The 2011 program encountered numerous thick Molybdenum mineralized intervals including Hole TMC-25 wich intersected 1,189 feet (362.4 m) averaging 0.089 per cent Mo including 830 feet (253 m) of 0.1 per cent Mo from 359 feet (109.8 m) to the bottom of the hole. Hole TMC-29 cut 989 feet (301.4 m) averaging 0.09 per cent Mo including 139 feet (42.4 m) of 0.16 per cent Mo. The molybdenum grades are similar and in some cases higher than those of projects currently considered of potential economic interest."

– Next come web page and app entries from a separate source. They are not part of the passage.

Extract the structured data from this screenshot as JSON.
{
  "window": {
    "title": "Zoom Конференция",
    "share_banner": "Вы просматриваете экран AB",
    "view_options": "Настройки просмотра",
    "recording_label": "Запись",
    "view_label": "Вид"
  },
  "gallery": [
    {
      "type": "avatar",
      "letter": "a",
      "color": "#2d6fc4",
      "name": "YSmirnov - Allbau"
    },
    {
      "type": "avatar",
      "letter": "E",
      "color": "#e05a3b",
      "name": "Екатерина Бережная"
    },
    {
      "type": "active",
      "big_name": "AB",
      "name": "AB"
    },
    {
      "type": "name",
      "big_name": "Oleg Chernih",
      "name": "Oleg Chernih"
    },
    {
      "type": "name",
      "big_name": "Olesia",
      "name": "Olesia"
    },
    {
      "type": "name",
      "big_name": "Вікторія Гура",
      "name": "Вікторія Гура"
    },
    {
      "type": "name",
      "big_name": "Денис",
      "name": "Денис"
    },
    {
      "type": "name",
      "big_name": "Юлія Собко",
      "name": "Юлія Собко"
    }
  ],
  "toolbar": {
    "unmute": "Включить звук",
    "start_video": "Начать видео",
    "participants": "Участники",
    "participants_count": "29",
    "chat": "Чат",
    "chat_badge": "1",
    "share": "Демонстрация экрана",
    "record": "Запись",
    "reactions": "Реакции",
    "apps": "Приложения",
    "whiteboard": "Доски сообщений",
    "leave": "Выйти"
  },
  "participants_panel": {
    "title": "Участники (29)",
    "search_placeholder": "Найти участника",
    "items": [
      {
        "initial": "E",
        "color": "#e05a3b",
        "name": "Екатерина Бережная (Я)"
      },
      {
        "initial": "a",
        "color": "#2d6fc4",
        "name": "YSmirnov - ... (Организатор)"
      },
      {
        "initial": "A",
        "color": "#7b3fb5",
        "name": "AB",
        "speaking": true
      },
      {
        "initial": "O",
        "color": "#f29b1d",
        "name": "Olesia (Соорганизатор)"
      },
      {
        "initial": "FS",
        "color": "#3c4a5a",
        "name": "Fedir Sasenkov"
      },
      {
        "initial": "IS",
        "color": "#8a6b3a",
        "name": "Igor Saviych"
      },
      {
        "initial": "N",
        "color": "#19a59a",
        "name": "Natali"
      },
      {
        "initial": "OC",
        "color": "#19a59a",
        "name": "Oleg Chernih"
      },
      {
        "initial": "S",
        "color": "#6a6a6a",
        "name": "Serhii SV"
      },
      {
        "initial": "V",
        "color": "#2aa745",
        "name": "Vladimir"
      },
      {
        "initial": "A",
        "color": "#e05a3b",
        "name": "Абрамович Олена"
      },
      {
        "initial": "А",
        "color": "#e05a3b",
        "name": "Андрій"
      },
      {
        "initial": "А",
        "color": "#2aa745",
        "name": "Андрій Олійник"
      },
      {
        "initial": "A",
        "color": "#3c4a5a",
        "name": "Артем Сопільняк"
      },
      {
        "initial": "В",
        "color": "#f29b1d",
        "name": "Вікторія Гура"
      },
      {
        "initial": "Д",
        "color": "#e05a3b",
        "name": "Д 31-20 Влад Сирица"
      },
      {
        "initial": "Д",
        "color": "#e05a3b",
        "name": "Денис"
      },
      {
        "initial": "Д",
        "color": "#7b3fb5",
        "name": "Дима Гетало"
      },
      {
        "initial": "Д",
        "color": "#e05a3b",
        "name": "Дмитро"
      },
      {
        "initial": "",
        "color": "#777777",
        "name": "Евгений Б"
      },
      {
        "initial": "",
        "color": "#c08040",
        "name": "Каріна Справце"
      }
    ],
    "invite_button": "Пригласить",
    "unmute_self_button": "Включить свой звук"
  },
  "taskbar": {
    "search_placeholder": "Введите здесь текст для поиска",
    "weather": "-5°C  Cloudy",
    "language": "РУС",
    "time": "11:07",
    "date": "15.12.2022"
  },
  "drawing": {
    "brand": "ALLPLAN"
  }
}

Aggressive plans are in place for 2012 to conduct metallurgical tests, produce an updated resource estimate and Pre Economic Assesment. Tosca is operated by an experienced mine development team, operates in Texas, a mine-friendly jurisdiction and its property iseasily accessible with infrastructure in place to advance operations. Please visit our website to learn more about the company ad request information.
The message today is not just that JPMorgan is the big silver crook...and that the CFTC and the CME are negligent and conflicted. It’s much more than that. The pattern over the past year of JPMorgan being the sole new short seller of last resort represents a dramatic escalation in the silver manipulation that appears certain to self-destruct. Just as it has become obvious to most that the CFTC is investigating silver instead of answering how a 25% or 35% share of the market wouldn’t be manipulative to the price, JPMorgan goes ahead and ups the ante and becomes the only new silver short seller to boot. This new pattern smacks of desperation. - Silver analyst Ted Butler...06 February 2013
It was a very quiet trading day yesterday...and there was no volume to speak of, so there's not much to read into Wednesday's price action. It was pretty much just another day of the calendar, as Ted Butler is wont to say...and another day where the grotesque short positions in the precious metals...particularly silver...remain unresolved.
Those three gold charts on China's production and imports over the last ten years speaks volumes for the fact that the current fiat currency system is now on its last legs, as the Chinese are not doing this without a good reason. It's just a matter of the timing of the announcement of just how much gold they have socked away that will be the surprise...and if these numbers are even close to being accurate, they have quite a bit...and this is only what we know about through 'official' channels.
There sure isn't much happening in the precious metals as we approach the 8:00 a.m. GMT London open, as it was totally dead in Far East trading. Volumes are even lighter than they were this time on Wednesday morning...and the dollar index is hovering around the unchanged mark.
And as I hit the 'send' button a couple of hours later at 5:10 a.m. Eastern time...both metals are down a hair in mid-morning London trading...as is the dollar index. Volumes are still very light...and mostly of the high-frequency trading variety.
There's an old trading adage that states that one should "never short a quiet market" and, in my opinion, this would apply in spades here...even if we get blasted to the downside one more time by JPMorgan Chase and friends.
If you live just west of the International Date Line...I hope you enjoy your weekend...and I'll see you here on Saturday. If you live elsewhere, I'll see you on Friday.